Records from a collection
*** Block opens ***
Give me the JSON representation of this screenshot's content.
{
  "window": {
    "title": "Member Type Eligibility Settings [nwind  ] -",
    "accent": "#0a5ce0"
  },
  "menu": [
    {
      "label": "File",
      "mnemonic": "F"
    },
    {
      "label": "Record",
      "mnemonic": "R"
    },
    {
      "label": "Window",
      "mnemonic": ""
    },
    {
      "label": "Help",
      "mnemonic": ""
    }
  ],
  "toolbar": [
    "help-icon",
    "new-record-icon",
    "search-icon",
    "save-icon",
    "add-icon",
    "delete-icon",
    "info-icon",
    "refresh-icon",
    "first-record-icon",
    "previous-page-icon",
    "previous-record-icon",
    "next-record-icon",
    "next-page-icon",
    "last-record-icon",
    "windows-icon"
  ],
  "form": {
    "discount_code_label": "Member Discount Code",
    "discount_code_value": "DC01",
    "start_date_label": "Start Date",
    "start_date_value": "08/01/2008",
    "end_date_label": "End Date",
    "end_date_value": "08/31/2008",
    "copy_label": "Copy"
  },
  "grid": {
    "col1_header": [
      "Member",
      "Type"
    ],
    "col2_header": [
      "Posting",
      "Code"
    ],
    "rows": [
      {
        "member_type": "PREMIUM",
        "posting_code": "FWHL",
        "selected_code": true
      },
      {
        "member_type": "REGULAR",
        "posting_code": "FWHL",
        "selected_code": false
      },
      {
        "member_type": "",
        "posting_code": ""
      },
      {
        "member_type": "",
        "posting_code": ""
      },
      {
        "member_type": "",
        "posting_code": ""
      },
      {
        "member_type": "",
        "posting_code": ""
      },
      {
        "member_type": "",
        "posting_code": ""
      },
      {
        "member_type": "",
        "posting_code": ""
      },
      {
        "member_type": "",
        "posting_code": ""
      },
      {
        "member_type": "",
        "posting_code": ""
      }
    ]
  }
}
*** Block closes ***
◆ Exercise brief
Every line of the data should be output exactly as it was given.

◆ Finished exercise
Give me the JSON representation of this screenshot's content.
{
  "window": {
    "title": "Member Type Eligibility Settings [nwind  ] -",
    "accent": "#0a5ce0"
  },
  "menu": [
    {
      "label": "File",
      "mnemonic": "F"
    },
    {
      "label": "Record",
      "mnemonic": "R"
    },
    {
      "label": "Window",
      "mnemonic": ""
    },
    {
      "label": "Help",
      "mnemonic": ""
    }
  ],
  "toolbar": [
    "help-icon",
    "new-record-icon",
    "search-icon",
    "save-icon",
    "add-icon",
    "delete-icon",
    "info-icon",
    "refresh-icon",
    "first-record-icon",
    "previous-page-icon",
    "previous-record-icon",
    "next-record-icon",
    "next-page-icon",
    "last-record-icon",
    "windows-icon"
  ],
  "form": {
    "discount_code_label": "Member Discount Code",
    "discount_code_value": "DC01",
    "start_date_label": "Start Date",
    "start_date_value": "08/01/2008",
    "end_date_label": "End Date",
    "end_date_value": "08/31/2008",
    "copy_label": "Copy"
  },
  "grid": {
    "col1_header": [
      "Member",
      "Type"
    ],
    "col2_header": [
      "Posting",
      "Code"
    ],
    "rows": [
      {
        "member_type": "PREMIUM",
        "posting_code": "FWHL",
        "selected_code": true
      },
      {
        "member_type": "REGULAR",
        "posting_code": "FWHL",
        "selected_code": false
      },
      {
        "member_type": "",
        "posting_code": ""
      },
      {
        "member_type": "",
        "posting_code": ""
      },
      {
        "member_type": "",
        "posting_code": ""
      },
      {
        "member_type": "",
        "posting_code": ""
      },
      {
        "member_type": "",
        "posting_code": ""
      },
      {
        "member_type": "",
        "posting_code": ""
      },
      {
        "member_type": "",
        "posting_code": ""
      },
      {
        "member_type": "",
        "posting_code": ""
      }
    ]
  }
}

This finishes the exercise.